> What to work on
Work out how many lines below contain "this". Provide only the figure.

[Saved entries]
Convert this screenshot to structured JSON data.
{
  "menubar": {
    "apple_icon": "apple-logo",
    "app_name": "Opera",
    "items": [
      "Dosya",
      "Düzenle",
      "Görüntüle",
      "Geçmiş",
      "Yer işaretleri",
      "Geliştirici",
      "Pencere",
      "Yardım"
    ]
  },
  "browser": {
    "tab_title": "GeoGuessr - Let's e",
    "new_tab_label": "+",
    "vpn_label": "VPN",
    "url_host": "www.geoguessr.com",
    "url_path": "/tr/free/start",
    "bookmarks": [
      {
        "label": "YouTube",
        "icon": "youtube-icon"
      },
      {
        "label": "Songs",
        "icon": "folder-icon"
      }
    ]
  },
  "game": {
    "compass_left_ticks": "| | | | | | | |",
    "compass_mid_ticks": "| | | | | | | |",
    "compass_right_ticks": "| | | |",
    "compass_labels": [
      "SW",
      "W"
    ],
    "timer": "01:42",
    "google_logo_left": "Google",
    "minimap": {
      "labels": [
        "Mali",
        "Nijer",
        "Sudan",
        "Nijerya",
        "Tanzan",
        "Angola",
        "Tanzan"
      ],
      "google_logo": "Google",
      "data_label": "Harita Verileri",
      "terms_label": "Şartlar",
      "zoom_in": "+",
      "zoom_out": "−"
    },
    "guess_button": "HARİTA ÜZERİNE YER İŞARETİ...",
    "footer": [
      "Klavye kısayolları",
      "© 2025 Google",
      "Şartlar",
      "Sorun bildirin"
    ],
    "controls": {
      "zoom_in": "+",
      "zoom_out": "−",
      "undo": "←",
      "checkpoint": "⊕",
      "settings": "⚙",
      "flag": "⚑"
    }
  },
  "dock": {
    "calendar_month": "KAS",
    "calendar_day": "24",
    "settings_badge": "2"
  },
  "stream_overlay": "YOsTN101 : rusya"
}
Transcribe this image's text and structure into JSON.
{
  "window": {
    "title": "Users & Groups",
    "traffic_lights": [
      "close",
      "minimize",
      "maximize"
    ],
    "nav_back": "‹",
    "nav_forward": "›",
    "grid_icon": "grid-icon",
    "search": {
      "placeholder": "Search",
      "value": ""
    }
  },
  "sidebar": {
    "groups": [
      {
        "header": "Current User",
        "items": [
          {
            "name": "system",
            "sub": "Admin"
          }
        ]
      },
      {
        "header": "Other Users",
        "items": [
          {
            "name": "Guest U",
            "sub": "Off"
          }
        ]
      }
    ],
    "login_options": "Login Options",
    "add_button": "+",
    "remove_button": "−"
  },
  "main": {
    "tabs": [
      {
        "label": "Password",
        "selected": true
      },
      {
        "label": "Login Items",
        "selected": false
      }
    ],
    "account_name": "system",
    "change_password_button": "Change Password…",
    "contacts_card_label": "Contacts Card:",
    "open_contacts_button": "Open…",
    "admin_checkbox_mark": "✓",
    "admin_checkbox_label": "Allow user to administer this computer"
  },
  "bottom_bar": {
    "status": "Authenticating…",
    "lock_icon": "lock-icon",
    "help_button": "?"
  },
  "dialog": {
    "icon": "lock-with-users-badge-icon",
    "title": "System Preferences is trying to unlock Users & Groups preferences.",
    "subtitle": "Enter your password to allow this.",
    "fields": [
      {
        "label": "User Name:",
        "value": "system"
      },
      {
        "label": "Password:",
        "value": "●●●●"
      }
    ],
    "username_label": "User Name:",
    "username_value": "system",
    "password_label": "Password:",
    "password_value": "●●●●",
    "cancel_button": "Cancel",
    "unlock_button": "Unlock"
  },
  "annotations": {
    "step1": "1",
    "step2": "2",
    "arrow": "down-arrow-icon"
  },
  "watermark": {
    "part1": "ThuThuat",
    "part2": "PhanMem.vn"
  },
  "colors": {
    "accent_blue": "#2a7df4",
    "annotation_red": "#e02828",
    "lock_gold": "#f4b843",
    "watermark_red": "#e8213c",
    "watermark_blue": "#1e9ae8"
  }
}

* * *

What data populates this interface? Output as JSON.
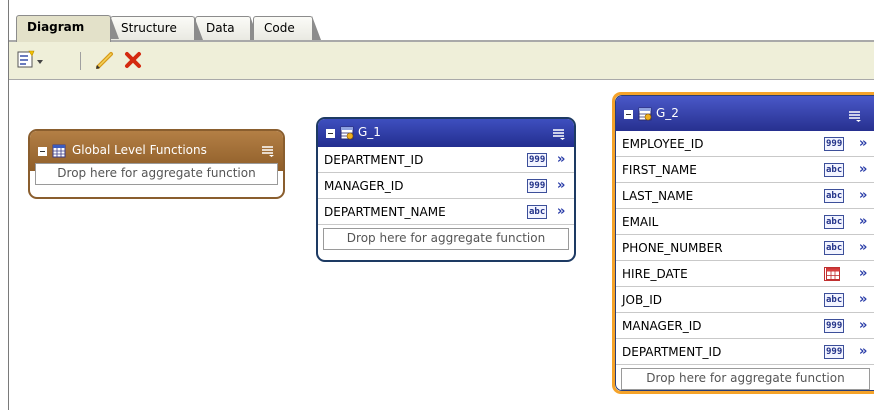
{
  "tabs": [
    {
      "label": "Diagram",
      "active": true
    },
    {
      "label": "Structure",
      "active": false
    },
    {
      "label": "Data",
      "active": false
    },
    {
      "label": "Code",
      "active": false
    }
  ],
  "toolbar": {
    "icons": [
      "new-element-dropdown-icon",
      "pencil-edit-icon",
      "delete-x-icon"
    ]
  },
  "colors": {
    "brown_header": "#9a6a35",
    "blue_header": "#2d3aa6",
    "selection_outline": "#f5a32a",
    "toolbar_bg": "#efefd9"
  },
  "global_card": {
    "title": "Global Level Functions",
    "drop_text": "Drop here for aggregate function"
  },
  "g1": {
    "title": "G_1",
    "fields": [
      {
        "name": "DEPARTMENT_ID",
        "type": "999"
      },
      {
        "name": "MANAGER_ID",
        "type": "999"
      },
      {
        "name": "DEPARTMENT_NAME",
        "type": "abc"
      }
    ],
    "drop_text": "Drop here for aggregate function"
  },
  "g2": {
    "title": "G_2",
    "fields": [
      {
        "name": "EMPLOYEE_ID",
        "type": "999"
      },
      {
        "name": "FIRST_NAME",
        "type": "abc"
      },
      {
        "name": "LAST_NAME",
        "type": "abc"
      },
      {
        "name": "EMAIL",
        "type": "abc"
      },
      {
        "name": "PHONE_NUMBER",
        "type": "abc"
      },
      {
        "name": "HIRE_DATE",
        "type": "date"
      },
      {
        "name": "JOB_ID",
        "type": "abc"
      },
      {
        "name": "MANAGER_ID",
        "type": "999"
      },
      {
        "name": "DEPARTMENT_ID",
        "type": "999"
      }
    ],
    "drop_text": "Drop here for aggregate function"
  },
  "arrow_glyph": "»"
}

> Answer space
5